The terminals were connected (via individual switches) to both a PDP-11 and a Foonly F2 computers. The room also had a beautiful thermal printer, a beautiful Tektronix vectorial graphics output terminal, and some other stuff. The main user for my father was to typeset some books; he had recently (1979) published Integral Transforms in Science and Engineering (that must be my first mention in scientific literature), and I remember he was working on the proceedings of a conference he held in Oaxtepec (the account he used in the system was oax, not his usual kbw, which he lent me). He was also working on Manual de Lenguaje y Tipografía Científica en Castellano, where you can see some examples of TeX; due to a hardware crash, the book has the rare privilege of being a direct copy of the output of the thermal printer: It was not possible to produce a higher resolution copy for several years… But it is fun and interesting to see what we were able to produce with in-house tools back in 1985!
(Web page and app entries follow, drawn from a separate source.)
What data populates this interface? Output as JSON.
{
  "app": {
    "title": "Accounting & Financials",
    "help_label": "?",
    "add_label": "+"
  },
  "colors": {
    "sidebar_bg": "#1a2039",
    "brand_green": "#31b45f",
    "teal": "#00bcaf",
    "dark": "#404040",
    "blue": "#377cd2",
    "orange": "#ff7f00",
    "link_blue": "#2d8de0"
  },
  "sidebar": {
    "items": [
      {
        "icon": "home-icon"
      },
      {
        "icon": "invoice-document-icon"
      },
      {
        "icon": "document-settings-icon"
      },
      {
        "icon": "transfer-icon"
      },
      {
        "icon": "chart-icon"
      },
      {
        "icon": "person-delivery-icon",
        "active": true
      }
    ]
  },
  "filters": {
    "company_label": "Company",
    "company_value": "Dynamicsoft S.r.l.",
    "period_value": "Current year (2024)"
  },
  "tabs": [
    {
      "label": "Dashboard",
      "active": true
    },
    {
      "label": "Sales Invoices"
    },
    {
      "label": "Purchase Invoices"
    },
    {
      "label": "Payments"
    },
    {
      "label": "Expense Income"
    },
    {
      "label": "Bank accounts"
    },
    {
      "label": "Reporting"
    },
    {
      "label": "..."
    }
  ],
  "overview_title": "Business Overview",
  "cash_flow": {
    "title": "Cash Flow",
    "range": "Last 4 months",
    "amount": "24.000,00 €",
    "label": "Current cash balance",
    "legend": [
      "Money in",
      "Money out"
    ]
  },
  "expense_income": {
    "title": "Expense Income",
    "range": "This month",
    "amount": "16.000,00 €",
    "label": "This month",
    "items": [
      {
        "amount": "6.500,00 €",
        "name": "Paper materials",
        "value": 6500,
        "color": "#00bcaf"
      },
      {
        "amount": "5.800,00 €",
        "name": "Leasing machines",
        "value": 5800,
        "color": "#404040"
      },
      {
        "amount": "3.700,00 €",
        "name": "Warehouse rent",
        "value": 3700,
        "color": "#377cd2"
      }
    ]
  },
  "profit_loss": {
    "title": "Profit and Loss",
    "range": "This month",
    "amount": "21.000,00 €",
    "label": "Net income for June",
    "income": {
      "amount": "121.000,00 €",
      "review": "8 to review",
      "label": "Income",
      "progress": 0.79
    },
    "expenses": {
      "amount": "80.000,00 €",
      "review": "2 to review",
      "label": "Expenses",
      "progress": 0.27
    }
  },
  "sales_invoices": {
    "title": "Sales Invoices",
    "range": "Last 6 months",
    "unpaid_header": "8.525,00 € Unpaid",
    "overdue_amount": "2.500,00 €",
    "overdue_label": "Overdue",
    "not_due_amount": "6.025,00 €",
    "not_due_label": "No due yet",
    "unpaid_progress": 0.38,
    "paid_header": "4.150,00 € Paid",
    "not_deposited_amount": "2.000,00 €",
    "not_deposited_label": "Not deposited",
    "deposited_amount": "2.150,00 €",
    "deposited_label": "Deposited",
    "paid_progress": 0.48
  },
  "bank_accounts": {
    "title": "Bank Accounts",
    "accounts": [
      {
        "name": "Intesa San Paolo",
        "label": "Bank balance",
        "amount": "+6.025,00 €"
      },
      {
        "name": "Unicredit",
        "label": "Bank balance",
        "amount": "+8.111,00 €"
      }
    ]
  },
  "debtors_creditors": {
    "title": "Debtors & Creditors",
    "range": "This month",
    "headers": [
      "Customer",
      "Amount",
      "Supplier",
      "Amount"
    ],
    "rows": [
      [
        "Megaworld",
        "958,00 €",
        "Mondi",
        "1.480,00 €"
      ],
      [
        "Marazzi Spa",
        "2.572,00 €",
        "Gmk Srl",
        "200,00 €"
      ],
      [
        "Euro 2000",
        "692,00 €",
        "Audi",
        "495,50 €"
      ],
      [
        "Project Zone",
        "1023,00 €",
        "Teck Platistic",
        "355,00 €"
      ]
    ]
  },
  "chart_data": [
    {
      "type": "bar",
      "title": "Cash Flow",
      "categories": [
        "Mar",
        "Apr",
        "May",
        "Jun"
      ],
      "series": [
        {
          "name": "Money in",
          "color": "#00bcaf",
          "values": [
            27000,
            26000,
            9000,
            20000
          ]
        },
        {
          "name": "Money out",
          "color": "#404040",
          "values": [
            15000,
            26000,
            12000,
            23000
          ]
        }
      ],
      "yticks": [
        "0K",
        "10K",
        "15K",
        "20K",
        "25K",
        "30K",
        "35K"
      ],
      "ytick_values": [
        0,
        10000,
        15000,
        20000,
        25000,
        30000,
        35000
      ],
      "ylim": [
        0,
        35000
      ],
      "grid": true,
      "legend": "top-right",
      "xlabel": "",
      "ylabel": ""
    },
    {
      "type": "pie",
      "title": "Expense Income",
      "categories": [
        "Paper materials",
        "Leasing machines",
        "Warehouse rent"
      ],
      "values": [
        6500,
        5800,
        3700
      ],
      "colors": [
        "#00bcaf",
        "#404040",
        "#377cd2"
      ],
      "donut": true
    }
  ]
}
So, what could he teach me so I could use the computers while he worked? TeX, of course. No, no LaTeX (that was published in 1984). LaTeX is a set of macros developed initially by Leslie Lamport, used to make TeX easier; TeX was developed by Donald Knuth, and if I have this information correct, it was Knuth himself who installed and demonstrated TeX in the Foonly computer, during a visit to UNAM.

Now, after 39 years hammering at Emacs buffers… Have I grown extra fingers? Nope. I cannot even write decent elisp code, and can barely read it. I do use org-mode (a lot!) and love it; I have written basically five books, many articles and lots of presentations and minor documents with it. But I don’t read my mail or handle my git from Emacs. I could say, I’m a relatively newbie after almost four decades.

Four decades

When we got a PC in 1986, my father got the people at the Institute to get him memacs (micro-emacs). There was probably a ten year period I barely used any emacs, but always recognized it. My fingers hve memorized a dozen or so movement commands, and a similar number of file management commands.

And yes, Emacs and TeX are still the main tools I use day to day.